Over the course of three months, three mothers turned to the same option to save their daughters' lives: Becoming live liver donors.
Margaret Rollins of Mississippi was the first mother of the three to donate a piece of her liver to her 1-year-old daughter, Adeline.
At just 6 weeks old, baby Adeline was diagnosed with biliary atresia, a rare liver disease that occurs in infants.
As her condition worsened, Adeline was listed for a transplant on Dec. 7, the day after her first birthday.
After extensive research, Rollins chose to bring her daughter to Children’s Healthcare of Atlanta (CHOA), mostly because they accept live donors, an option Rollins wanted to consider.
In January, the family discovered that Adeline was a candidate for a live donor and in early February, Rollins and her husband were both tested.
About a week later, they received the good news that Margaret was a match.
"I got the phone call and couldn’t help but cry — it was such a relief," Margaret told InsideEdition.com. "I finally was going to be able to do something for her because the entire time we watched her struggle."
On Feb. 20, Margaret was the first living donor at CHOA since 2014 and she said it felt so right without any concerns, aside from the fact that she couldn't be with her baby during the surgery.
Margaret’s surgery was across the street at Emory University Hospital, while Adeline was waiting for the piece of liver at CHOA, but both Dr. Joseph Magliocca and Dr. Andrew Adams worked on the procedures together in both hospitals.
Since the surgeries, both Margaret and baby Adeline are doing well.
“She is thriving,” Margaret said of Adeline. "She is doing everything she should be doing. She's starting to walk. Every single day when she does something new, I have to thank God and I have to cry."
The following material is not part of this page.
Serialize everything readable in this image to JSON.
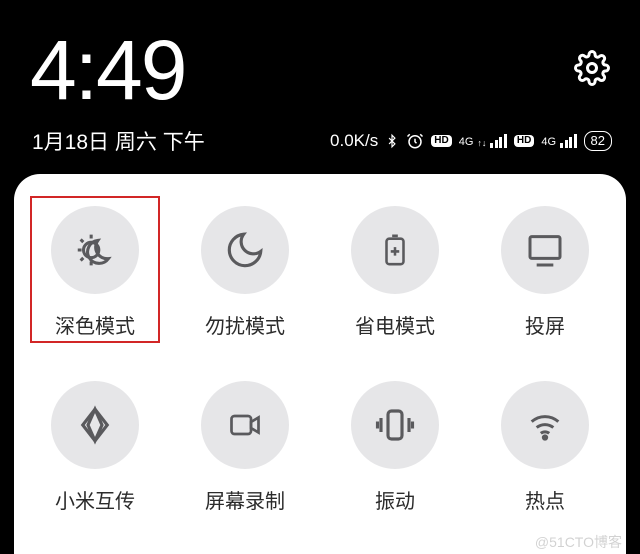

Adeline has an older brother, Walker, 3, and Margaret said the two laugh and play and it is the most beautiful thing she has ever seen.
Following Adeline’s surgery, two other baby girls suffering from biliary atresia came to CHOA and also received transplants from their mothers.
On March 26, 9-month-old Julia Navarro of Lawrenceville, Ga., received a portion of her mother Analy’s liver.
Nearly a month later, Grace Nguyen, of Lilburn, Ga., gave a portion of her liver to her 13-month-old daughter, Norah on April 16.
"The beautiful part of the living donor is it's a perfectly healthy liver from a perfectly healthy donor," Dr. Magliocca said in a statement. "That allows us to take a piece from mom and have her liver regenerate, and she's got more than enough to be healthy, and we can give a piece to the child and that will grow, and grow with the child for life."
Both Analy and Grace reached out to Margaret via Facebook to ask about the process.
"Facebook is such a powerful platform for liver moms," Margaret said. "I went in blind, so it was nice I was able to give them a little direction of what they’re going to experience."
Margaret said it was therapeutic for her to help the mothers and explain what was going to happen.
She even sent a picture of her scar to Analy, who then nicknamed the mothers "scar sisters."
“It can be a scary journey, but overall it’s an amazing one. These women are incredibly strong and courageous, so what better sisterhood than this?” Analy said in a statement.
Margaret and Analy are seeking a way to give back to the live donor community, a community that is close to their hearts.
Margaret said it is very important for her to link with other liver moms because the group is so small and everyone rallies one another.
"Being connected with other liver moms and sharing my story is so important to me because with a rare disease like this, there was nothing I could find that was positive," she said. "Being able to reach out to other families that understand, you can’t put a price tag on that."
In April, Margaret asked for people to become donors on RegisterMe.org, where her start goal was to get 15 people to become organ donors. When April came to a close, 35 people had registered.
“It’s so great it felt like something I can do to give back,” she said. “If Adeline was able to save someone’s life through donation, that’d be pretty remarkable.”
Not only does Margaret consider herself lucky for the opportunity to be a live donor, she has taken a role of encouraging more people to become organ donors, since many people remain in need of organs.
“I want everybody in the whole world to understand organ failure affects newborns to older adults," she said. "Miracles do exist and Adeline is living proof of that... all the living liver babies are proof of that."
Margaret is looking forward to spending her Mother's Day with her family at home in Columbus.